Welcome to the blues and welcome to the greens/Welcome to the purples and the spotted tangerines
Not sure how to structure it, though. Is this working? Can I blend the abstract and the specific like this? Is the uneven tone – mixing gravitas with levity – a mistake, or disarmingly appealing?
Then the ending lines appeared:
Welcome to this day, to this hour and this minute/Welcome to the world. We’re so glad to have you in it.
And just like that, I was utterly hooked. I loved that ending. I would wrestle with structure and tone and whatever else was needed to make this work.
I wrestled and wrangled. I scribbled and shook my head and started again. In order to keep the shape under control, I took the entirely uncharacteristic step of sketching out a structure. I was so chuffed with myself, I shared some pictures on social media.
I made it work. I think I did. I even managed to add some of the bizarre Meggishness I love so much:
Welcome to this duck …
… and of course to this one too!
Even the ducks were in! Surely it was done?
I told my agent it was coming. Batten down the hatches & etc! And I was about to send it off when, at the eleventh hour, I had a little panic. Karen Blair was over for an Ella photo shoot and I asked her advice. This structure, this tone, with the mixing of abstract and specific – does it seem off to you? And Karen, with her excellent, calm wisdom, reminded me about how babies encounter the world, how their perception changes as they grow – as shapes start to resolve and blur takes on form, and the abstract in fact moves inexorably towards the specific – and said that my pacing shift, with the speed picking up as the text moved along, was actually so clever because of how learning accelerates and sensory detail starts to come at babies from all sides and … she had a little tear in her eye and I was so happy and we said WE HAVE TO DO THIS TOGETHER!
I cleaned it and polished it and there was just this one little part where the cadence was slightly off so I didn’t quite send it yet. And then, a week later, Karen and I went on our tour de bookshop, and I turned to my left and froze and then I unfroze and pointed and Karen did that little intake of breath we all do and then she said that thing we all do, which was, “Yeah but don’t worry. It’s bound to be really different.” And I nodded and said, “Yeah, I know, but I’ll check it out anyway just in case.” And then we peered a little more closely and saw who the author/illustrator were and we both did a rather large intake of breath and Karen said, “Hmm, those are some heavy-hitters though” and I said, “Yeah, I know” and we both said, “It’s probably still fine though” and left the bookstore without looking at it because hey it was probably still fine. Right?
That afternoon, basking in the afterglow of tour de bookshop, I did a quick google just to reassure myself. And found this note about the Donaldson/Oxenbury, which came out in April this year:

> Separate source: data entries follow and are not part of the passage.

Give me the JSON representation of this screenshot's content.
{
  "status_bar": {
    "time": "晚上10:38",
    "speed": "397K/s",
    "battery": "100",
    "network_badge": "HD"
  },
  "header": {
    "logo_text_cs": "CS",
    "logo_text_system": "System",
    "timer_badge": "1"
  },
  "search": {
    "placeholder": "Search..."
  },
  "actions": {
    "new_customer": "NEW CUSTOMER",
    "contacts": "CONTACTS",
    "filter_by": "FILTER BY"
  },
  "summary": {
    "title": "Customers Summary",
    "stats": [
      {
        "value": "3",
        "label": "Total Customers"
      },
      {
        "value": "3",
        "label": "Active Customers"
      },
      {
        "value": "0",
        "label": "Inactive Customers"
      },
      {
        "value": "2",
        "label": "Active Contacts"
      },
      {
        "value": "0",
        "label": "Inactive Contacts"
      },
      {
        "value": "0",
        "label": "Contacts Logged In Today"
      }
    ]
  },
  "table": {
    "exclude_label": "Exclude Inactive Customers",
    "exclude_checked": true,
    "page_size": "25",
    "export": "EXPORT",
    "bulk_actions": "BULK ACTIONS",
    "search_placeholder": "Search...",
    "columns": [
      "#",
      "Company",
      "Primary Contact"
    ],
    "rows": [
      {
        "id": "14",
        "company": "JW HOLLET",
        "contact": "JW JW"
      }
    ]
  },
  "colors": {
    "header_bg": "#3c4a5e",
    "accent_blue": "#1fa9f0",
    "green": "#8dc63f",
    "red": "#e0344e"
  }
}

And that was when I went augggh and put my head down on the desk. Day and night? Light? The couplet structure? The exact same cadence? The movement from the abstract to the oddly specific? The accelerating pace and layering accumulation of things? I sent Karen a resigned message and I said:
Goodbye to my story and goodbye to my ducks
Goodbye to pretending that I don’t give any …
I AM SORRY. I ALMOST DID THAT.
Look. It’s just one of those things. I will move on and write faster or percolate less, or something. On the plus side, apparently I think a bit like Julia Donaldson so there’s that.